ill-sown discourses

“If our scholars would lead more earnest lives, we should not witness those lame conclusions to their ill-sown discourses, but their sentences would pass over the ground like loaded rollers, and not mere hollow and wooden ones, to press in the seed and make it germinate.” (January 5, 1842)

Henry David Thoreau

It is interesting, comforting and frustrating to see the same patterns repeated through history. It was almost 200 years ago when Thoreau made this observation on scholars and critical thinking and yet it remains resonant in our time.

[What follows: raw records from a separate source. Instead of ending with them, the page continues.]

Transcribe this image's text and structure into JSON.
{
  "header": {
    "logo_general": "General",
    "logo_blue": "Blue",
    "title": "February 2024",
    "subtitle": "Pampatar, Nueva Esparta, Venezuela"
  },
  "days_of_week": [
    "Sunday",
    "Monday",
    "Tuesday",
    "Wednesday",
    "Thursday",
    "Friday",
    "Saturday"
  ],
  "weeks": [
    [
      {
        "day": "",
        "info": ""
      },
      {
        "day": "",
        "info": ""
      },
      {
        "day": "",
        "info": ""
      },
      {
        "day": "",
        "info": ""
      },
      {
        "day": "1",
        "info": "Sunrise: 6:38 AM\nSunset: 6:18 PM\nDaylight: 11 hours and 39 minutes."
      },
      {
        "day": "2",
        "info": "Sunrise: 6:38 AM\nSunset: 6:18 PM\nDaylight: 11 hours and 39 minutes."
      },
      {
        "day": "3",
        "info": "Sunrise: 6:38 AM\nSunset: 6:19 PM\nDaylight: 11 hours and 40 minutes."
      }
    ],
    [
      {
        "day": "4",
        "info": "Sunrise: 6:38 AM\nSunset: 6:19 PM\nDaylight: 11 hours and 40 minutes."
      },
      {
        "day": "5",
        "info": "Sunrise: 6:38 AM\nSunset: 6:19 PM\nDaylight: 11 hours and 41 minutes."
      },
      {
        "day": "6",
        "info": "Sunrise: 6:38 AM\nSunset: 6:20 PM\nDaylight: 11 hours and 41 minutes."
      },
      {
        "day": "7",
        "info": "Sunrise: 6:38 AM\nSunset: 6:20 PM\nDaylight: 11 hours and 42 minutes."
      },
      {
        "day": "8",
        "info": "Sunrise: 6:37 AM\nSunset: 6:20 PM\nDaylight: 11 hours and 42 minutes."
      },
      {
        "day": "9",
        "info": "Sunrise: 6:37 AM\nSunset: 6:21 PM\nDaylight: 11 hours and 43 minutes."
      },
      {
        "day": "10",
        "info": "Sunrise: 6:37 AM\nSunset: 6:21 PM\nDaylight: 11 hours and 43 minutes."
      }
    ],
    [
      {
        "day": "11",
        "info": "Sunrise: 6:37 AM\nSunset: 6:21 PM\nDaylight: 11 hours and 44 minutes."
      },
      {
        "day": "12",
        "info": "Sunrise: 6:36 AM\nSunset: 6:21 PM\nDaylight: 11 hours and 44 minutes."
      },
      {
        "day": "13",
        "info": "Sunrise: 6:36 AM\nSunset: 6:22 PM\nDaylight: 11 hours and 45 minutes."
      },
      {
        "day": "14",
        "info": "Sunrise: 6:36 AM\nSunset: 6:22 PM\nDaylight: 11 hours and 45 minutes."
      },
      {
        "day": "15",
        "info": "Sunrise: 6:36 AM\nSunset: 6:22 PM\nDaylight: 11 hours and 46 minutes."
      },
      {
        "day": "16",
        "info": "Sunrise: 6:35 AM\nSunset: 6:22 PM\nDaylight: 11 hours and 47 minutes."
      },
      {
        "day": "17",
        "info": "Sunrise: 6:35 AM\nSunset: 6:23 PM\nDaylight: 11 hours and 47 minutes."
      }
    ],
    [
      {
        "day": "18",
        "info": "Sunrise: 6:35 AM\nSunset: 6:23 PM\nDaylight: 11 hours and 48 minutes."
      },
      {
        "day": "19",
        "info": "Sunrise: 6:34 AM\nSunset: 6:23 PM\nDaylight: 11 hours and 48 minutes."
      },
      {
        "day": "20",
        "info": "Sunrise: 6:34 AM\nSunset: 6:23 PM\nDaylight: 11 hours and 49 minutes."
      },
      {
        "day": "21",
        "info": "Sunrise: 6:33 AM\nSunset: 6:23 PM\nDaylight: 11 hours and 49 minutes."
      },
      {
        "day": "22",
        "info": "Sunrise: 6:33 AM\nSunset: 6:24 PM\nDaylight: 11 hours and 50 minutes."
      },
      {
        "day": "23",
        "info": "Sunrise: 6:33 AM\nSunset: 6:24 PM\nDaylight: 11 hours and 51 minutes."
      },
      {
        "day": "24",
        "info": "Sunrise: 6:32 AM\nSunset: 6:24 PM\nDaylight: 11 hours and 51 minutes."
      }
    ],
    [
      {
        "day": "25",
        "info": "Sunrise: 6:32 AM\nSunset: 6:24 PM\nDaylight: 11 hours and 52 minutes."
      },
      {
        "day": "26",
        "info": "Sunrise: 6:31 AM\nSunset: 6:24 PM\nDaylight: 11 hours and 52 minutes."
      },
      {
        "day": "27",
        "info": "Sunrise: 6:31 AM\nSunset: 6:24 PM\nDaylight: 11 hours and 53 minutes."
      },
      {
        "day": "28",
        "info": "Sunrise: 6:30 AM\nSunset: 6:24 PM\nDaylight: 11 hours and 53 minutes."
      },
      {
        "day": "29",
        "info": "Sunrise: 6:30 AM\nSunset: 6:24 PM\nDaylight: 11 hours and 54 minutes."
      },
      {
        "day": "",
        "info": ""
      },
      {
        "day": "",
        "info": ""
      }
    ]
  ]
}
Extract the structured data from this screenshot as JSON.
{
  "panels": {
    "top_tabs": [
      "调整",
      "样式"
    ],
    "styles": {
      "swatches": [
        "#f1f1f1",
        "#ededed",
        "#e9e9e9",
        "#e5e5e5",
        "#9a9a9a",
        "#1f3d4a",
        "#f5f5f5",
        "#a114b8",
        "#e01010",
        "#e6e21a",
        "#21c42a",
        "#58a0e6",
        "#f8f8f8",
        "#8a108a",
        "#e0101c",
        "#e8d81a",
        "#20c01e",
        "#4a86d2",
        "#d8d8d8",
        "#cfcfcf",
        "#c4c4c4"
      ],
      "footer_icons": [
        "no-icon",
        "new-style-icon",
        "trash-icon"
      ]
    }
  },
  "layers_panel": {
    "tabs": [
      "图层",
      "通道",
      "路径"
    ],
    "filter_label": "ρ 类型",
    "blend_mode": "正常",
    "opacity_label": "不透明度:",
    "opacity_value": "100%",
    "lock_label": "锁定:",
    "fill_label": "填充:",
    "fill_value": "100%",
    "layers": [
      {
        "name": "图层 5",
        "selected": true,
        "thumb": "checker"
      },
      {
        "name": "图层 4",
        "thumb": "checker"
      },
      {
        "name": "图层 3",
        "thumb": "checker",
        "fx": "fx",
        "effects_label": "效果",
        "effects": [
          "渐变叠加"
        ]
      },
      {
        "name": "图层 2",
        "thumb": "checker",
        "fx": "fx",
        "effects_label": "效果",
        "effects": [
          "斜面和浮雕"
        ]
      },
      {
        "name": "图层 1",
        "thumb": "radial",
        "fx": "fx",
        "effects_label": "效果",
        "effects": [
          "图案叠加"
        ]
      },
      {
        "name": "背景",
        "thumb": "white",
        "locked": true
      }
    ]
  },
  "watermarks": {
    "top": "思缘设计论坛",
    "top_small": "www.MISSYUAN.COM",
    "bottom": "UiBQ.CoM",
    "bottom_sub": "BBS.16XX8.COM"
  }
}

There is no question that our culture values immediacy, not only for things but also for answers. (Is it even worth it to buy something online if we can’t receive it within 2 days?) It often seems like the best answer is the one we come up with first. But what do we miss when we subtract time from thinking and our discourse?